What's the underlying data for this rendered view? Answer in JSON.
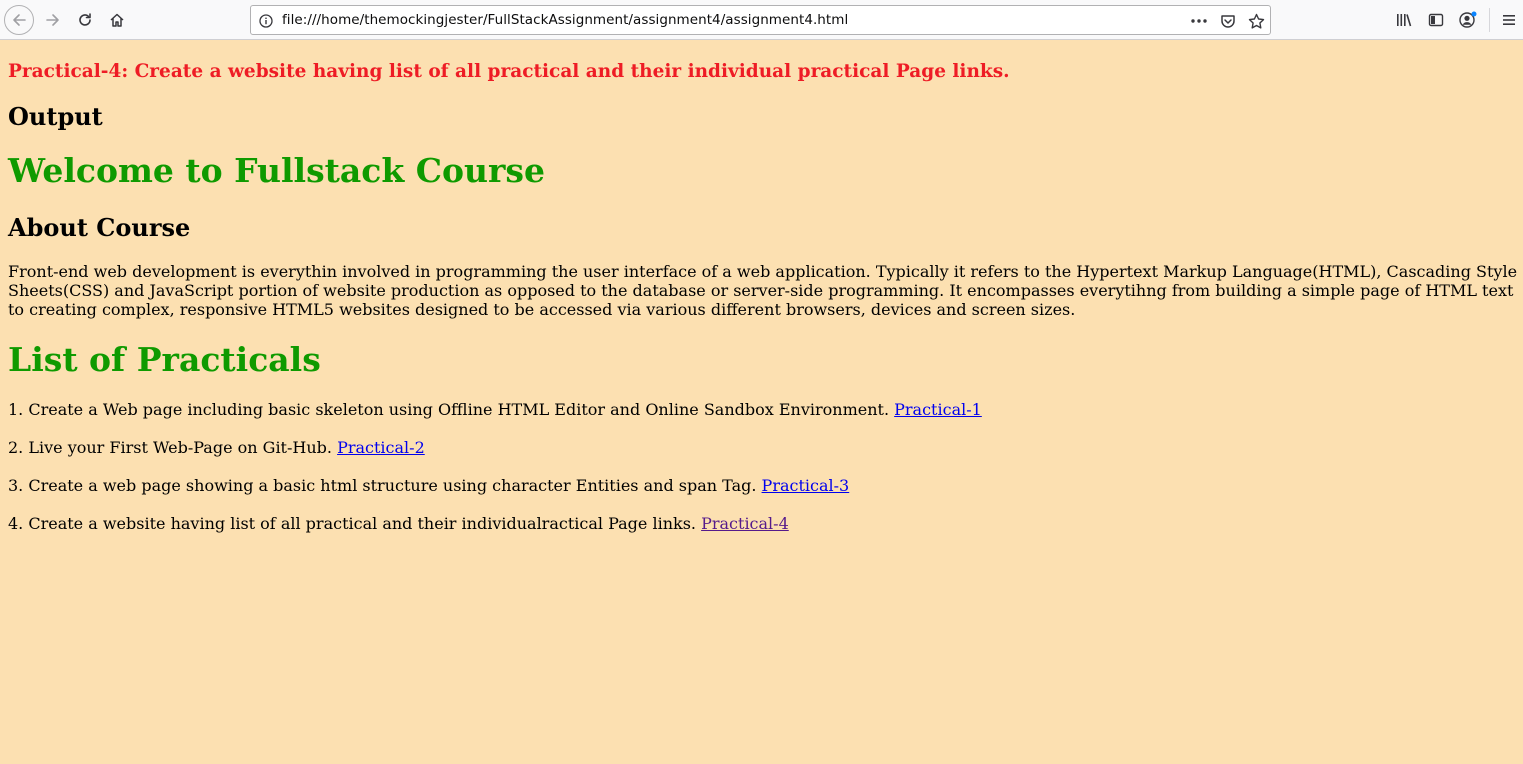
{
  "browser": {
    "url": "file:///home/themockingjester/FullStackAssignment/assignment4/assignment4.html",
    "accent_dot_color": "#0a84ff",
    "icons": {
      "back": "back-arrow-icon",
      "forward": "forward-arrow-icon",
      "reload": "reload-icon",
      "home": "home-icon",
      "info": "info-icon",
      "more": "more-dots-icon",
      "pocket": "pocket-icon",
      "bookmark": "star-icon",
      "library": "library-icon",
      "sidebar": "sidebar-icon",
      "account": "account-icon",
      "menu": "hamburger-menu-icon"
    }
  },
  "page": {
    "background": "#fce0b1",
    "assignment_title": "Practical-4: Create a website having list of all practical and their individual practical Page links.",
    "output_heading": "Output",
    "welcome_heading": "Welcome to Fullstack Course",
    "about_heading": "About Course",
    "about_text": "Front-end web development is everythin involved in programming the user interface of a web application. Typically it refers to the Hypertext Markup Language(HTML), Cascading Style Sheets(CSS) and JavaScript portion of website production as opposed to the database or server-side programming. It encompasses everytihng from building a simple page of HTML text to creating complex, responsive HTML5 websites designed to be accessed via various different browsers, devices and screen sizes.",
    "list_heading": "List of Practicals",
    "colors": {
      "title_red": "#ee1c25",
      "heading_green": "#0f9a00",
      "link": "#0000ee",
      "visited_link": "#551a8b"
    },
    "practicals": [
      {
        "text": "1. Create a Web page including basic skeleton using Offline HTML Editor and Online Sandbox Environment.",
        "link": "Practical-1"
      },
      {
        "text": "2. Live your First Web-Page on Git-Hub.",
        "link": "Practical-2"
      },
      {
        "text": "3. Create a web page showing a basic html structure using character Entities and span Tag.",
        "link": "Practical-3"
      },
      {
        "text": "4. Create a website having list of all practical and their individualractical Page links.",
        "link": "Practical-4"
      }
    ]
  }
}
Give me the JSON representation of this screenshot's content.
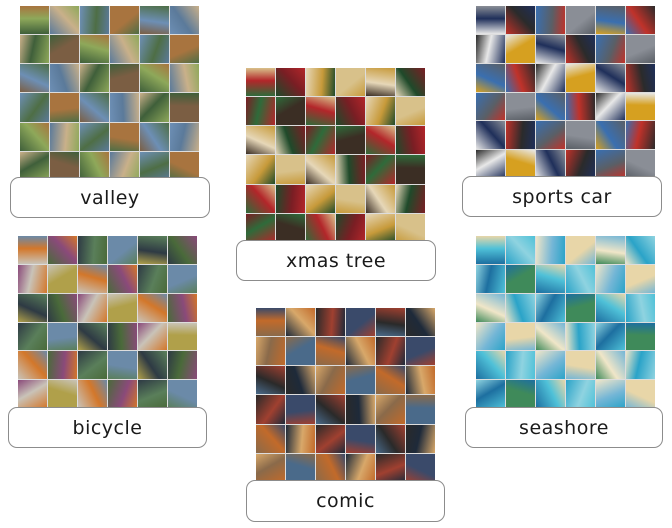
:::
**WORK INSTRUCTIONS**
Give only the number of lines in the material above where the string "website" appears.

**EXPECTED ANSWER**
3